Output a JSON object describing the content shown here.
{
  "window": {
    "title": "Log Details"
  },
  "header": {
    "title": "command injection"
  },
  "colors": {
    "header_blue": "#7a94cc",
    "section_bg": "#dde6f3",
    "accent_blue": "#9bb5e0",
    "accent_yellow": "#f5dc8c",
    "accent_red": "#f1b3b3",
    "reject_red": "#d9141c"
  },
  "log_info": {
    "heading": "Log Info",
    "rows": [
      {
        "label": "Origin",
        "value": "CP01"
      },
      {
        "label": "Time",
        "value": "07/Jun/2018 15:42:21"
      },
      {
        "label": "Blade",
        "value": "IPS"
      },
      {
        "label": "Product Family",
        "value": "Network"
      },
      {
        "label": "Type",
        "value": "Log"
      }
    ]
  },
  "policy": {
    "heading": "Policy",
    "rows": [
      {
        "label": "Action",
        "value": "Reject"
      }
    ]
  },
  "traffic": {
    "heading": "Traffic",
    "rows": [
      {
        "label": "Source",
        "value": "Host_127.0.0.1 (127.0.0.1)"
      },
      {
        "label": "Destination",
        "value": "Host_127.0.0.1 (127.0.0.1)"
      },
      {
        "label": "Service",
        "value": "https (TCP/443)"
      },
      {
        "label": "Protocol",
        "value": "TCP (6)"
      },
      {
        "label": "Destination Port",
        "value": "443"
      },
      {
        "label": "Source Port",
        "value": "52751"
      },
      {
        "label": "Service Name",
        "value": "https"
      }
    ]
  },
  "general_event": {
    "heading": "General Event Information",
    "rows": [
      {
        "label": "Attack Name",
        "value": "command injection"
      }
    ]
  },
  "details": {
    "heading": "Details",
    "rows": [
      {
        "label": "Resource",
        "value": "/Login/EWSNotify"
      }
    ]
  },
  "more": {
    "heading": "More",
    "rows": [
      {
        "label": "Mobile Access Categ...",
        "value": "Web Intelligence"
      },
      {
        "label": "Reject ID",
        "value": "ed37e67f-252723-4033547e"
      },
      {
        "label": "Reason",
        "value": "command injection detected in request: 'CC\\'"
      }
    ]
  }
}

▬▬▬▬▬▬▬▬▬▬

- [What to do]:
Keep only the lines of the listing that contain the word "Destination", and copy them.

- [Written response]:
        "label": "Destination",
        "label": "Destination Port",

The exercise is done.